TASK DESCRIPTION
Search the data below, and report every line in which "Size" occurs.

++++++++++++++++++++

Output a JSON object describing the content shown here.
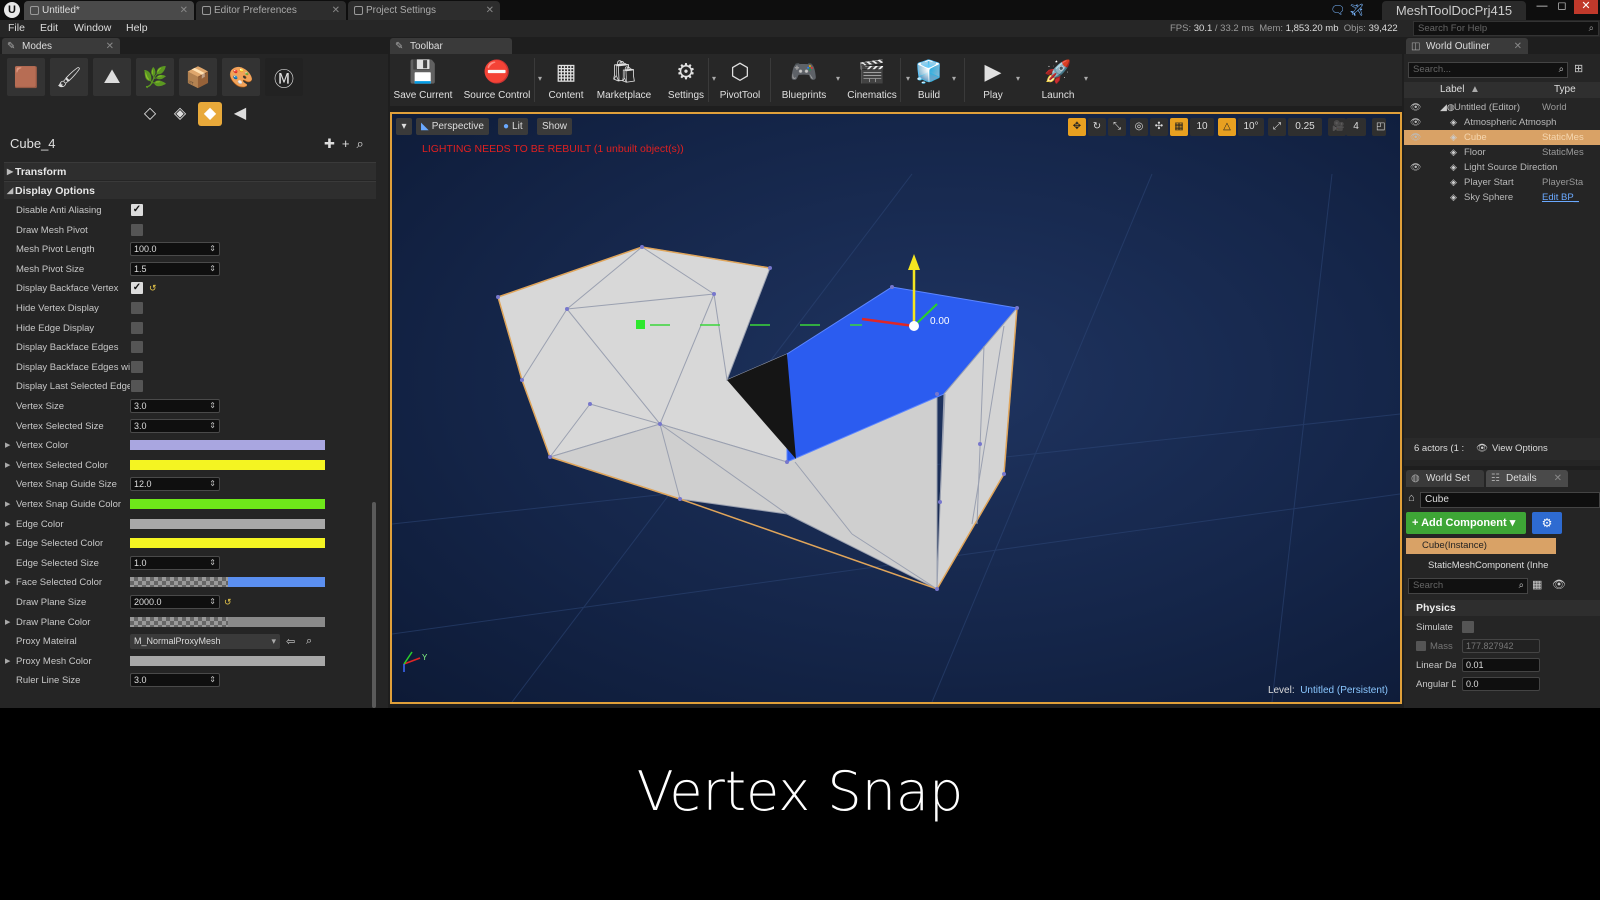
{
  "window": {
    "tabs": [
      "Untitled*",
      "Editor Preferences",
      "Project Settings"
    ],
    "project_name": "MeshToolDocPrj415"
  },
  "menu": [
    "File",
    "Edit",
    "Window",
    "Help"
  ],
  "stats": {
    "fps_label": "FPS:",
    "fps": "30.1",
    "ms": "/ 33.2 ms",
    "mem_label": "Mem:",
    "mem": "1,853.20 mb",
    "objs_label": "Objs:",
    "objs": "39,422"
  },
  "help_search": {
    "placeholder": "Search For Help"
  },
  "modes": {
    "tab_label": "Modes",
    "object_name": "Cube_4",
    "categories": {
      "transform": "Transform",
      "display_options": "Display Options"
    },
    "props": [
      {
        "label": "Disable Anti Aliasing",
        "kind": "check",
        "checked": true,
        "mark": "✓"
      },
      {
        "label": "Draw Mesh Pivot",
        "kind": "check",
        "checked": false
      },
      {
        "label": "Mesh Pivot Length",
        "kind": "num",
        "value": "100.0"
      },
      {
        "label": "Mesh Pivot Size",
        "kind": "num",
        "value": "1.5"
      },
      {
        "label": "Display Backface Vertex",
        "kind": "check",
        "checked": true,
        "mark": "✓"
      },
      {
        "label": "Hide Vertex Display",
        "kind": "check",
        "checked": false
      },
      {
        "label": "Hide Edge Display",
        "kind": "check",
        "checked": false
      },
      {
        "label": "Display Backface Edges",
        "kind": "check",
        "checked": false
      },
      {
        "label": "Display Backface Edges wi",
        "kind": "check",
        "checked": false
      },
      {
        "label": "Display Last Selected Edge",
        "kind": "check",
        "checked": false
      },
      {
        "label": "Vertex Size",
        "kind": "num",
        "value": "3.0"
      },
      {
        "label": "Vertex Selected Size",
        "kind": "num",
        "value": "3.0"
      },
      {
        "label": "Vertex Color",
        "kind": "color",
        "color": "#a9a6e0"
      },
      {
        "label": "Vertex Selected Color",
        "kind": "color",
        "color": "#f4f422"
      },
      {
        "label": "Vertex Snap Guide Size",
        "kind": "num",
        "value": "12.0"
      },
      {
        "label": "Vertex Snap Guide Color",
        "kind": "color",
        "color": "#6ee81a"
      },
      {
        "label": "Edge Color",
        "kind": "color",
        "color": "#a8a8a8"
      },
      {
        "label": "Edge Selected Color",
        "kind": "color",
        "color": "#f4f422"
      },
      {
        "label": "Edge Selected Size",
        "kind": "num",
        "value": "1.0"
      },
      {
        "label": "Face Selected Color",
        "kind": "color",
        "color": "#5b8ff0"
      },
      {
        "label": "Draw Plane Size",
        "kind": "num",
        "value": "2000.0"
      },
      {
        "label": "Draw Plane Color",
        "kind": "color",
        "color": "#8a8a8a"
      },
      {
        "label": "Proxy Mateiral",
        "kind": "dropdown",
        "value": "M_NormalProxyMesh"
      },
      {
        "label": "Proxy Mesh Color",
        "kind": "color",
        "color": "#a8a8a8"
      },
      {
        "label": "Ruler Line Size",
        "kind": "num",
        "value": "3.0"
      }
    ]
  },
  "toolbar": {
    "tab_label": "Toolbar",
    "items": [
      {
        "label": "Save Current",
        "icon": "💾"
      },
      {
        "label": "Source Control",
        "icon": "⛔"
      },
      {
        "label": "Content",
        "icon": "▦"
      },
      {
        "label": "Marketplace",
        "icon": "🛍"
      },
      {
        "label": "Settings",
        "icon": "⚙"
      },
      {
        "label": "PivotTool",
        "icon": "⬡"
      },
      {
        "label": "Blueprints",
        "icon": "🎮"
      },
      {
        "label": "Cinematics",
        "icon": "🎬"
      },
      {
        "label": "Build",
        "icon": "🧊"
      },
      {
        "label": "Play",
        "icon": "▶"
      },
      {
        "label": "Launch",
        "icon": "🚀"
      }
    ]
  },
  "viewport": {
    "perspective": "Perspective",
    "lit": "Lit",
    "show": "Show",
    "warning": "LIGHTING NEEDS TO BE REBUILT (1 unbuilt object(s))",
    "grid_snap": "10",
    "rot_snap": "10°",
    "scale_snap": "0.25",
    "cam_speed": "4",
    "gizmo_value": "0.00",
    "level_label": "Level:",
    "level_name": "Untitled (Persistent)",
    "axis_y": "Y"
  },
  "outliner": {
    "tab_label": "World Outliner",
    "search_placeholder": "Search...",
    "col_label": "Label",
    "col_type": "Type",
    "rows": [
      {
        "name": "Untitled (Editor)",
        "type": "World"
      },
      {
        "name": "Atmospheric Atmosph",
        "type": ""
      },
      {
        "name": "Cube",
        "type": "StaticMes"
      },
      {
        "name": "Floor",
        "type": "StaticMes"
      },
      {
        "name": "Light Source Direction",
        "type": ""
      },
      {
        "name": "Player Start",
        "type": "PlayerSta"
      },
      {
        "name": "Sky Sphere",
        "type": "Edit BP_"
      }
    ],
    "actors": "6 actors (1 :",
    "view_options": "View Options"
  },
  "details": {
    "tab_world": "World Set",
    "tab_details": "Details",
    "name_value": "Cube",
    "add_component": "+ Add Component",
    "instance": "Cube(Instance)",
    "component": "StaticMeshComponent (Inhe",
    "search_placeholder": "Search",
    "physics": "Physics",
    "simulate": "Simulate",
    "mass_label": "Mass",
    "mass": "177.827942",
    "linear_label": "Linear Da",
    "linear": "0.01",
    "angular_label": "Angular D",
    "angular": "0.0"
  },
  "caption": "Vertex Snap"
}
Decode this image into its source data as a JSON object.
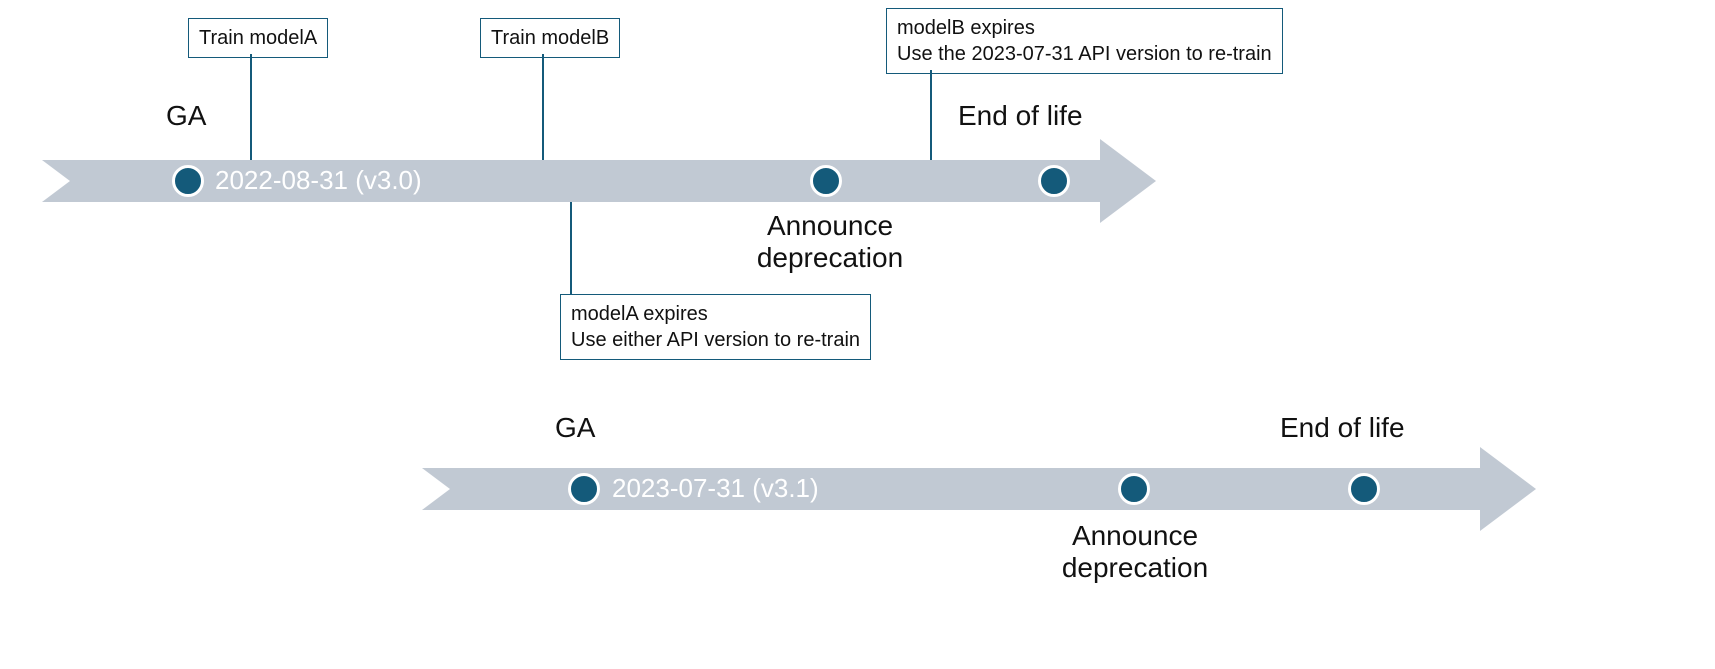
{
  "timeline1": {
    "ga_label": "GA",
    "version_label": "2022-08-31 (v3.0)",
    "announce_label_l1": "Announce",
    "announce_label_l2": "deprecation",
    "eol_label": "End of life",
    "callout_trainA": "Train modelA",
    "callout_trainB": "Train modelB",
    "callout_modelB_expires_l1": "modelB expires",
    "callout_modelB_expires_l2": "Use the 2023-07-31 API version to re-train",
    "callout_modelA_expires_l1": "modelA expires",
    "callout_modelA_expires_l2": "Use either API version to re-train"
  },
  "timeline2": {
    "ga_label": "GA",
    "version_label": "2023-07-31 (v3.1)",
    "announce_label_l1": "Announce",
    "announce_label_l2": "deprecation",
    "eol_label": "End of life"
  }
}
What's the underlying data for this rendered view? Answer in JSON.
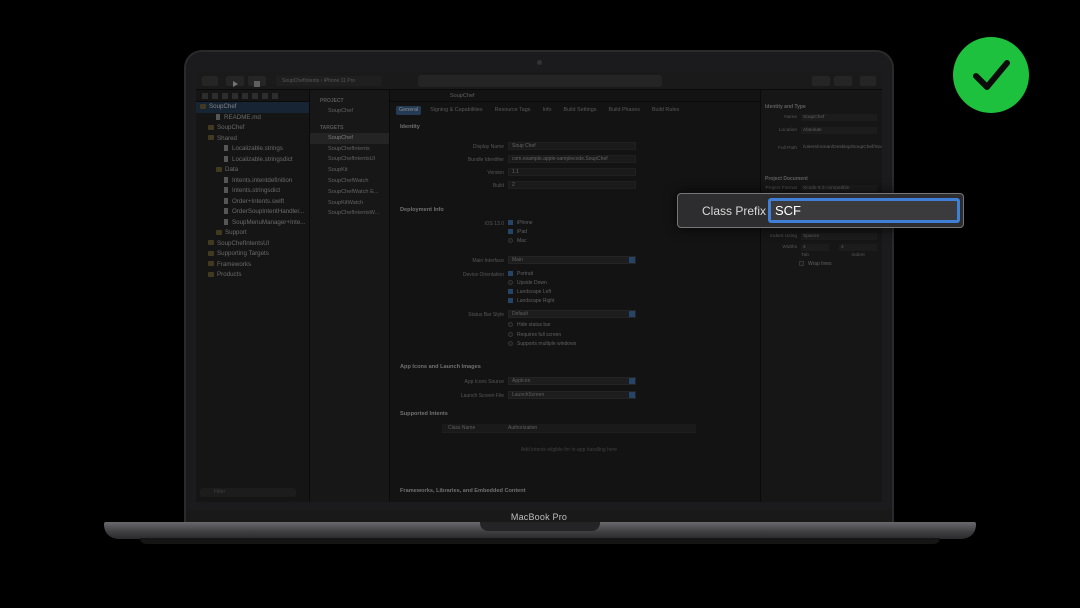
{
  "laptop": {
    "model_label": "MacBook Pro"
  },
  "toolbar": {
    "scheme": "SoupChefIntents",
    "device": "iPhone 11 Pro"
  },
  "navigator": {
    "items": [
      {
        "label": "SoupChef",
        "kind": "project",
        "depth": 0,
        "selected": true
      },
      {
        "label": "README.md",
        "kind": "file",
        "depth": 2
      },
      {
        "label": "SoupChef",
        "kind": "folder",
        "depth": 1
      },
      {
        "label": "Shared",
        "kind": "folder",
        "depth": 1
      },
      {
        "label": "Localizable.strings",
        "kind": "file",
        "depth": 3
      },
      {
        "label": "Localizable.stringsdict",
        "kind": "file",
        "depth": 3
      },
      {
        "label": "Data",
        "kind": "folder",
        "depth": 2
      },
      {
        "label": "Intents.intentdefinition",
        "kind": "file",
        "depth": 3
      },
      {
        "label": "Intents.stringsdict",
        "kind": "file",
        "depth": 3
      },
      {
        "label": "Order+Intents.swift",
        "kind": "file",
        "depth": 3
      },
      {
        "label": "OrderSoupIntentHandler...",
        "kind": "file",
        "depth": 3
      },
      {
        "label": "SoupMenuManager+Inte...",
        "kind": "file",
        "depth": 3
      },
      {
        "label": "Support",
        "kind": "folder",
        "depth": 2
      },
      {
        "label": "SoupChefIntentsUI",
        "kind": "folder",
        "depth": 1
      },
      {
        "label": "Supporting Targets",
        "kind": "folder",
        "depth": 1
      },
      {
        "label": "Frameworks",
        "kind": "folder",
        "depth": 1
      },
      {
        "label": "Products",
        "kind": "folder",
        "depth": 1
      }
    ],
    "filter_placeholder": "Filter"
  },
  "project_list": {
    "project_header": "PROJECT",
    "project": "SoupChef",
    "targets_header": "TARGETS",
    "targets": [
      "SoupChef",
      "SoupChefIntents",
      "SoupChefIntentsUI",
      "SoupKit",
      "SoupChefWatch",
      "SoupChefWatch E...",
      "SoupKitWatch",
      "SoupChefIntentsW..."
    ],
    "selected_target": "SoupChef"
  },
  "editor": {
    "breadcrumb": "SoupChef",
    "tabs": [
      "General",
      "Signing & Capabilities",
      "Resource Tags",
      "Info",
      "Build Settings",
      "Build Phases",
      "Build Rules"
    ],
    "active_tab": "General",
    "identity": {
      "title": "Identity",
      "display_name_label": "Display Name",
      "display_name": "Soup Chef",
      "bundle_label": "Bundle Identifier",
      "bundle_id": "com.example.apple-samplecode.SoupChef",
      "version_label": "Version",
      "version": "1.1",
      "build_label": "Build",
      "build": "2"
    },
    "deployment": {
      "title": "Deployment Info",
      "ios_label": "iOS 13.0",
      "devices": [
        {
          "label": "iPhone",
          "checked": true
        },
        {
          "label": "iPad",
          "checked": true
        },
        {
          "label": "Mac",
          "checked": false
        }
      ],
      "main_interface_label": "Main Interface",
      "main_interface": "Main",
      "orientation_label": "Device Orientation",
      "orientations": [
        {
          "label": "Portrait",
          "checked": true
        },
        {
          "label": "Upside Down",
          "checked": false
        },
        {
          "label": "Landscape Left",
          "checked": true
        },
        {
          "label": "Landscape Right",
          "checked": true
        }
      ],
      "status_bar_label": "Status Bar Style",
      "status_bar": "Default",
      "status_options": [
        {
          "label": "Hide status bar",
          "checked": false
        },
        {
          "label": "Requires full screen",
          "checked": false
        },
        {
          "label": "Supports multiple windows",
          "checked": false
        }
      ]
    },
    "app_icons": {
      "title": "App Icons and Launch Images",
      "source_label": "App Icons Source",
      "source": "AppIcon",
      "launch_label": "Launch Screen File",
      "launch": "LaunchScreen"
    },
    "supported_intents": {
      "title": "Supported Intents",
      "col_class": "Class Name",
      "col_auth": "Authorization",
      "empty": "Add intents eligible for in-app handling here"
    },
    "frameworks": {
      "title": "Frameworks, Libraries, and Embedded Content"
    }
  },
  "inspector": {
    "identity_title": "Identity and Type",
    "name_label": "Name",
    "name": "SoupChef",
    "location_label": "Location",
    "location": "Absolute",
    "full_path_label": "Full Path",
    "full_path": "/Users/roman/Desktop/SoupChef/SoupChef.xcodeproj",
    "project_doc_title": "Project Document",
    "format_label": "Project Format",
    "format": "Xcode 9.3-compatible",
    "indent_label": "Indent Using",
    "indent": "Spaces",
    "widths_label": "Widths",
    "tab_width": "4",
    "indent_width": "4",
    "tab_caption": "Tab",
    "indent_caption": "Indent",
    "wrap_label": "Wrap lines"
  },
  "callout": {
    "label": "Class Prefix",
    "value": "SCF",
    "accent": "#3f7fd6"
  },
  "badge": {
    "icon": "checkmark-icon",
    "color": "#1ec13d"
  }
}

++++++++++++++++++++

SOLUTION TO THIS PROBLEM
        "label": "Mesh Pivot Size",
        "label": "Vertex Size",
        "label": "Vertex Selected Size",
        "label": "Vertex Snap Guide Size",
        "label": "Edge Selected Size",
        "label": "Draw Plane Size",
        "label": "Ruler Line Size",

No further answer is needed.